    Go to any second hand store or low end clothing store, and tell me how many pants you find from size 4 down. Not all thin girls want to pay mall prices. $50 for jeans is unreasonable. Also, how many people comment on your weight per day? It’s like a broken record of mostly negative thin comments. Oh, I don’t follow celebs or models, because fashion is too shallow for me. I don’t get validation from airbrushed images of strangers. If I have enough respect to not even feel tempted to comment on a large woman’s body, I think I deserve the same respect. I have no idea if fat shaming or thin shaming are the same, because I’ve never walked in their shoes. But does it really matter who has it worse? If you ask me, minorities have it worse. Gay people have it worse. Nobody is in fear of being killed for being thin or fat. The media has polarized women with different figures, because if we band together, magazine images would no longer hurt us into buying unnecessary products. All body shaming is bad. Get off your high horse, and wake up.

  • Elizabeth Blake

    I find this very hard to read. As a naturally “skinny bitch” I have never been able to put weight on like a normal person. I even had to be on medication to help me gain weight as a child. I have been called things like anorexic, twigs for bones, and other very hurtful things. People don’t realize that just like a person who is made fun of for being heavier, skinny people will try and do things to make them gain weight. I tried. It didn’t work. But I stopped that because it wasn’t healthy. I had to change the way I looked at myself and turn it into a positive light, because everyone around me was telling me my weight was a negative thing. I am a very active girl. I do mma and bjj. And I am an ex gymnast. Recently my whole family went organic. We don’t eat processed foods. I am healthy and I am tired of hearing that “real women have curves”. Because no. Real women have vaginas. That’s all you need to physically be a girl. I’m also tired of hearing “real men go for curves, only dogs go for bones” because if we reverse that and say “real men go for thin girls, only dogs go for meat” people would be very upset. Just as we are upset. We can’t help our weight. Don’t tell me it’s not as important. Because it is.

  • guest

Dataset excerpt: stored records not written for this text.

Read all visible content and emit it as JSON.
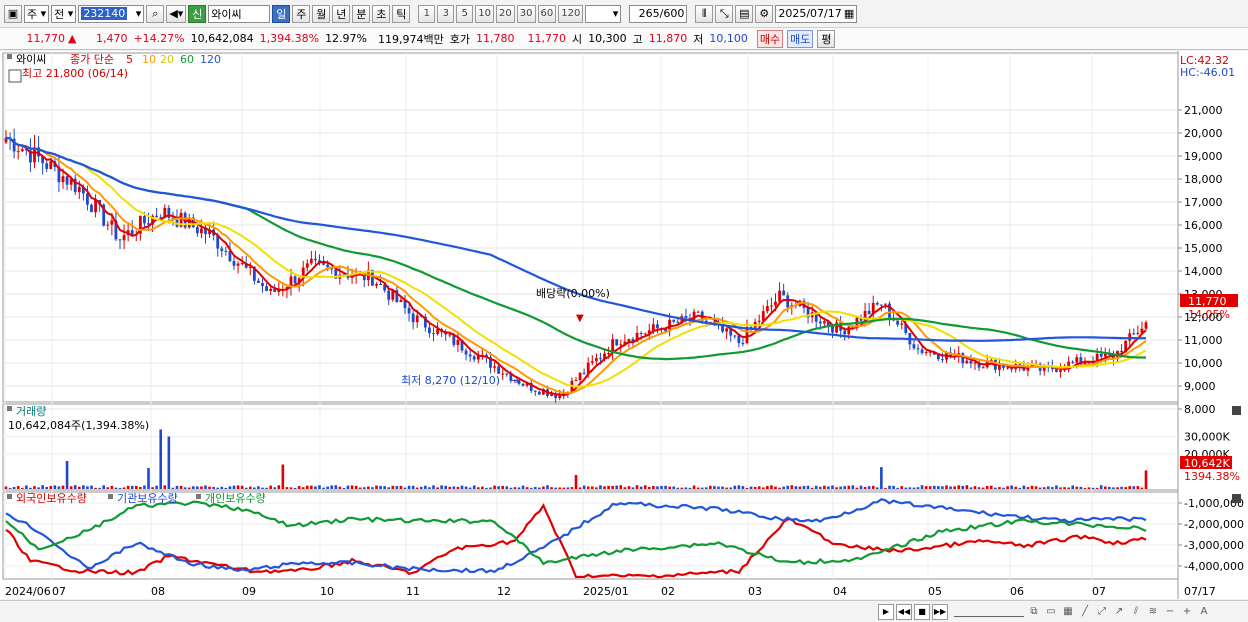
{
  "toolbar": {
    "period_type": "주",
    "price_type": "전",
    "code": "232140",
    "badge": "신",
    "stock_name": "와이씨",
    "periods": [
      "일",
      "주",
      "월",
      "년",
      "분",
      "초",
      "틱"
    ],
    "minutes": [
      "1",
      "3",
      "5",
      "10",
      "20",
      "30",
      "60",
      "120"
    ],
    "count_value": "265",
    "count_total": "/600",
    "date": "2025/07/17"
  },
  "quote": {
    "price": "11,770",
    "arrow": "▲",
    "change": "1,470",
    "change_pct": "+14.27%",
    "volume": "10,642,084",
    "volume_pct": "1,394.38%",
    "turnover": "12.97%",
    "amount": "119,974백만",
    "hoga_label": "호가",
    "ask": "11,780",
    "bid": "11,770",
    "open_label": "시",
    "open": "10,300",
    "high_label": "고",
    "high": "11,870",
    "low_label": "저",
    "low": "10,100",
    "buy_label": "매수",
    "sell_label": "매도",
    "extra_label": "평"
  },
  "price_panel": {
    "name": "와이씨",
    "legend_prefix": "종가 단순",
    "ma_labels": [
      "5",
      "10",
      "20",
      "60",
      "120"
    ],
    "ma_colors": [
      "#e00000",
      "#ff9900",
      "#f0e000",
      "#119933",
      "#2255dd"
    ],
    "high_note": "최고 21,800 (06/14)",
    "low_note": "최저 8,270 (12/10)",
    "dividend_note": "배당락(0.00%)",
    "lc": "LC:42.32",
    "hc": "HC:-46.01",
    "y_ticks": [
      "21,000",
      "20,000",
      "19,000",
      "18,000",
      "17,000",
      "16,000",
      "15,000",
      "14,000",
      "13,000",
      "12,000",
      "11,000",
      "10,000",
      "9,000",
      "8,000"
    ],
    "price_tag": "11,770",
    "pct_tag": "14.05%"
  },
  "volume_panel": {
    "title": "거래량",
    "value_note": "10,642,084주(1,394.38%)",
    "y_ticks": [
      "30,000K",
      "20,000K"
    ],
    "tag_value": "10,642K",
    "tag_pct": "1394.38%"
  },
  "holder_panel": {
    "legend": [
      "외국인보유수량",
      "기관보유수량",
      "개인보유수량"
    ],
    "colors": [
      "#e00000",
      "#2255dd",
      "#119933"
    ],
    "y_ticks": [
      "-1,000,000",
      "-2,000,000",
      "-3,000,000",
      "-4,000,000"
    ]
  },
  "x_axis": {
    "labels": [
      "2024/06",
      "07",
      "08",
      "09",
      "10",
      "11",
      "12",
      "2025/01",
      "02",
      "03",
      "04",
      "05",
      "06",
      "07"
    ],
    "last_date": "07/17"
  },
  "chart_data": {
    "type": "line",
    "series_meta": "candlestick price with simple moving averages, volume bars, holding quantities",
    "y_range": [
      8000,
      21500
    ],
    "low": {
      "value": 8270,
      "date": "12/10"
    },
    "high": {
      "value": 21800,
      "date": "06/14"
    },
    "close": 11770
  }
}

    Maybe this article is thinking of thin/in shape women and not actually skinny girls? Being skinny is not ideal, being thin and in good shape is. Being a skinny, bony girl my whole life I have been harassed everywhere. In school, at work, walking down the street people say things to me like “ew, go eat a cheeseburger, go eat a donut, you have no ass” and these are mostly men saying these things. I read comments under pictures of skinny girls “ew who would want to sleep with a bag of bones? no man likes that” It’s like people think the media is portraying skinny as ideal so it gives them the right to say anything negative about the person they want. I have gone through many unhealthy options to gain weight including weight-gaining shakes and pills. Body-shaming is wrong. Let’s stop arguing about which is worse fat-shaming or skinny-shaming. And please don’t tell me there is such a thing as skinny privilege. My bony ass has not helped me get anything in life.

  • Charlotte Alyce Jane Markwick

    Well said!!! You took everything I was feeling and turned it into words!!!

    And honestly, people get all hung up on the words and start getting all “what are we teaching children, won’t somebody think of the children!” -come on, can’t we just enjoy brilliant, catchy music?